And he will have to be. With Grant, the team’s top rebounder, and Artest gone, as well as Albert Richardson, who lost his fight for another year of Division I eligibility, the Red Storm are thin up front. Both Donald Emanuel and Lavor Postel are back and should both see quality minutes in the center and small forward slots, but that’s where the team’s depth will be put to the test.
Glover will probably earn the starting spot at the power forward position and will be called upon to grab a majority of the team’s offensive and defensive boards. Glover also knows that most of his points will come in the paint.
“I think what separates me from other ballplayers is that my size intimidates people,” Glover said. “They don’t know where I’m going to hit them from. My game is inside. I’m much quicker than most post players.
“[Rebounding] is a tough job, but I know I can do it,” he added. “I’m eager to play. I’ll take that responsibility. I can intimidate people very easily. That’s what I’m looking forward to — intimidating people. I’m a lot stronger than a lot of these big people out here today.”
Glover’s confidence should not be mistaken with cockiness. He is a proven inside player, twice leading the Rice Raiders to the city and state championship in his sophomore and senior seasons. As a senior, Glover averaged 18 points and 12 rebounds per game and his experience playing with so many of his teammates in the amateur ranks has filled him with the knowledge that he can play on the collegiate level.
But while Glover is sure he will be able to hold his own in the trenches while fighting for rebounds, he also readily admits that the offensive part of his game needs some work if he wants to be a regular contributor in the Big East.
“Scoring might be a problem. It’s going to be hard for me. I’m going to get the points regardless because of the put-backs on the offensive boards,” said Glover, who has been working on his free throw shooting in the off-season. “I know when they foul me that I’m going to have to make those free throws. I have to be an offensive threat.”
Other new players joining the Red Storm this year include 6-foot guard Heath Orvis out of Colorado, Connecticut’s Jack Wolfinger, a 6-foot-10 guard, and two frontcourt players, Abe Keita, a 6-foot-9 center from Massachusetts, and Alpha Bangura, a 6-foot-6 forward. Both Bangura and Keita are not expected to be eligible to play this year.
Returning to the team will be co-Big East Rookie of the Year point guard Erick Barkley, Second Team All-Big East shooting guard Marvis “Bootsy” Thornton, swingman Reggie Jessie, Gray and Collin Charles.
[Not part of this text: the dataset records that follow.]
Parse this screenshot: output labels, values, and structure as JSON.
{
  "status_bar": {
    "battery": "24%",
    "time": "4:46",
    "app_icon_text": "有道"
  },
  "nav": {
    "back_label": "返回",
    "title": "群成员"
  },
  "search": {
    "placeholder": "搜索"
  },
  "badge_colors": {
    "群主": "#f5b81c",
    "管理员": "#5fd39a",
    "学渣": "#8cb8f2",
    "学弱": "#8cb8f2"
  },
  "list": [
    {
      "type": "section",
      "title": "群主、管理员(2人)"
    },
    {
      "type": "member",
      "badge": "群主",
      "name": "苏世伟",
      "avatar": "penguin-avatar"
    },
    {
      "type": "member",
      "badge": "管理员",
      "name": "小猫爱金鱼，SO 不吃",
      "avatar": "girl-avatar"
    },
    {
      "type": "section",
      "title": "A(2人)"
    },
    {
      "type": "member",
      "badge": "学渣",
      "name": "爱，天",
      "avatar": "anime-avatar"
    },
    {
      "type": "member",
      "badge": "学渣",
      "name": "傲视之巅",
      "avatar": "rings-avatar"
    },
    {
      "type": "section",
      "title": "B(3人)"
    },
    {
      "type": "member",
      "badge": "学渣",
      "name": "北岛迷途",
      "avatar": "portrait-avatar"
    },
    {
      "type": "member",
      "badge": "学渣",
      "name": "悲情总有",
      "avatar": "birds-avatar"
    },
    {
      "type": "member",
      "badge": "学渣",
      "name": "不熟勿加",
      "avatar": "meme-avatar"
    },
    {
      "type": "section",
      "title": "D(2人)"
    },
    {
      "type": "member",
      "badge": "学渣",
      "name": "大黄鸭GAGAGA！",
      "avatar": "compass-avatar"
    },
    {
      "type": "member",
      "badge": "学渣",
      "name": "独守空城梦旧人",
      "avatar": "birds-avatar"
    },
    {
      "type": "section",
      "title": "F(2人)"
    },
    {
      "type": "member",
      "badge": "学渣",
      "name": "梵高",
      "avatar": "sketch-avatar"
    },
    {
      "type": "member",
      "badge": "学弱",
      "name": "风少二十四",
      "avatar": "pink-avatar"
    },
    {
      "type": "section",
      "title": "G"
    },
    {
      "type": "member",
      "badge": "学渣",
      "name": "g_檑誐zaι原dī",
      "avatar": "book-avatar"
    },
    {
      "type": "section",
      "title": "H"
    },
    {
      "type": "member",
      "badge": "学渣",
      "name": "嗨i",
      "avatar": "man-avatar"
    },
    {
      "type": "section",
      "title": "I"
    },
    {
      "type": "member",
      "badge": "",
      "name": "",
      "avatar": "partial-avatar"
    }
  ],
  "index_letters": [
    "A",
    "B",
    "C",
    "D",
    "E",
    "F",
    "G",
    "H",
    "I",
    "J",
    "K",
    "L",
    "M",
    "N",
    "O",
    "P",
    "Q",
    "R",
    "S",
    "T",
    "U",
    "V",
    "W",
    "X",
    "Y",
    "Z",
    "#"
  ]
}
Glover watched from the sidelines last year as the team he could not play with advanced to the Elite Eight of the NCAA Tournament. And while last year’s version of the Red Storm surprised many with their gritty play against the nation’s acknowledged top teams, Glover believes if he had been allowed on the floor, some of the tough losses would have been wins.
“It was very hard,” he said of having to sit idle while his friends and teammates were playing last year. “I couldn’t be on the floor. I was really happy for them, but the games we lost I think we could have been better, especially the Duke game. We could have used some more rebounds. We did pretty well, but we could have done better if I had played.”
Though he knows he needs improvement to become a multifaceted college player, Glover said he still dreams of one day playing in the NBA. But to get to that next level, even more improvement will be required.
“I most definitely have to develop my ball-handling,” he said. “And I need a mid-range jump shot. There’s a lot of people in the NBA who can do it. That’s what I got to do, as well as the stuff I have to do in college.”
But for right now the St. John’s Red Storm is Glover’s priority.
“I feel I already got the shorts, all I need is the jersey,” Glover said. “I can’t wait to suit up. I want to be there for a long time and do what I got to do on the court. I’m very happy right now. I can’t wait to suit up. I can’t wait.”
Glover saw action recently as a member of the New York City men’s basketball team competing in the Empire State Games along with Barkley, Cincinnati-bound Kenny Satterfield, Georgetown’s Rheese Gibson, Fordham’s Bevon Robin and St. Francis College’s Ray Mineland.